Data about app and page elements.
_ _ _ _ _ _ _

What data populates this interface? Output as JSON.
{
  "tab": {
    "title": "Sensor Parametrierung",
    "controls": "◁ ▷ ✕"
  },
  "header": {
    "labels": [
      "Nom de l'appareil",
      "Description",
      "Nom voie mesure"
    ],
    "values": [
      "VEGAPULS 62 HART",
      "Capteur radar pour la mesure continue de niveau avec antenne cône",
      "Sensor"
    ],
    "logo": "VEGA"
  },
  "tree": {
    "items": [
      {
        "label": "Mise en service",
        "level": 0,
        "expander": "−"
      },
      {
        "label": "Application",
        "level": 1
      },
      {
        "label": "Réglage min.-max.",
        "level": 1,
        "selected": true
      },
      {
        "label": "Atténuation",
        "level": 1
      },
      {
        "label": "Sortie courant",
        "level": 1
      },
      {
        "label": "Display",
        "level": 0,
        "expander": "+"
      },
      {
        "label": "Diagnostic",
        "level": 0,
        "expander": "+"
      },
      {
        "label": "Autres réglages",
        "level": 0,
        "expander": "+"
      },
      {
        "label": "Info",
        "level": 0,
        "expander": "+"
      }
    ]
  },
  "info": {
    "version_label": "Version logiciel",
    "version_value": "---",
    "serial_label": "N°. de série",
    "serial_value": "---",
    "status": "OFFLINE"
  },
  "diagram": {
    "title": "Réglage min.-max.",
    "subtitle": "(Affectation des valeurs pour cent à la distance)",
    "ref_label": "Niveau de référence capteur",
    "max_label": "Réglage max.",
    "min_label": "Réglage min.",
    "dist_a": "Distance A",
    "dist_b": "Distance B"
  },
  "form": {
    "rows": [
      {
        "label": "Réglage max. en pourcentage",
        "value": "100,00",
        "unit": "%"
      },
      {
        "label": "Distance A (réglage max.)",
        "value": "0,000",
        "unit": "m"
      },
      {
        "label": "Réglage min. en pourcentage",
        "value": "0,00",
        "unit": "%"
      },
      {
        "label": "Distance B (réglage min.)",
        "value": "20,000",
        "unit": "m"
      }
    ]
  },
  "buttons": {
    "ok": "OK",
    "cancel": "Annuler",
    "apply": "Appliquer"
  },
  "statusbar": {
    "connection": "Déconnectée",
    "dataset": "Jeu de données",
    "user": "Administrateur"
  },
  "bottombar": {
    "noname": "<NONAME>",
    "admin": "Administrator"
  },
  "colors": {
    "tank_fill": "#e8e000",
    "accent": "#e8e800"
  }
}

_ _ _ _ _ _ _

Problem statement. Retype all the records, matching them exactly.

Exercise response.
What data populates this interface? Output as JSON.
{
  "tab": {
    "title": "Sensor Parametrierung",
    "controls": "◁ ▷ ✕"
  },
  "header": {
    "labels": [
      "Nom de l'appareil",
      "Description",
      "Nom voie mesure"
    ],
    "values": [
      "VEGAPULS 62 HART",
      "Capteur radar pour la mesure continue de niveau avec antenne cône",
      "Sensor"
    ],
    "logo": "VEGA"
  },
  "tree": {
    "items": [
      {
        "label": "Mise en service",
        "level": 0,
        "expander": "−"
      },
      {
        "label": "Application",
        "level": 1
      },
      {
        "label": "Réglage min.-max.",
        "level": 1,
        "selected": true
      },
      {
        "label": "Atténuation",
        "level": 1
      },
      {
        "label": "Sortie courant",
        "level": 1
      },
      {
        "label": "Display",
        "level": 0,
        "expander": "+"
      },
      {
        "label": "Diagnostic",
        "level": 0,
        "expander": "+"
      },
      {
        "label": "Autres réglages",
        "level": 0,
        "expander": "+"
      },
      {
        "label": "Info",
        "level": 0,
        "expander": "+"
      }
    ]
  },
  "info": {
    "version_label": "Version logiciel",
    "version_value": "---",
    "serial_label": "N°. de série",
    "serial_value": "---",
    "status": "OFFLINE"
  },
  "diagram": {
    "title": "Réglage min.-max.",
    "subtitle": "(Affectation des valeurs pour cent à la distance)",
    "ref_label": "Niveau de référence capteur",
    "max_label": "Réglage max.",
    "min_label": "Réglage min.",
    "dist_a": "Distance A",
    "dist_b": "Distance B"
  },
  "form": {
    "rows": [
      {
        "label": "Réglage max. en pourcentage",
        "value": "100,00",
        "unit": "%"
      },
      {
        "label": "Distance A (réglage max.)",
        "value": "0,000",
        "unit": "m"
      },
      {
        "label": "Réglage min. en pourcentage",
        "value": "0,00",
        "unit": "%"
      },
      {
        "label": "Distance B (réglage min.)",
        "value": "20,000",
        "unit": "m"
      }
    ]
  },
  "buttons": {
    "ok": "OK",
    "cancel": "Annuler",
    "apply": "Appliquer"
  },
  "statusbar": {
    "connection": "Déconnectée",
    "dataset": "Jeu de données",
    "user": "Administrateur"
  },
  "bottombar": {
    "noname": "<NONAME>",
    "admin": "Administrator"
  },
  "colors": {
    "tank_fill": "#e8e000",
    "accent": "#e8e800"
  }
}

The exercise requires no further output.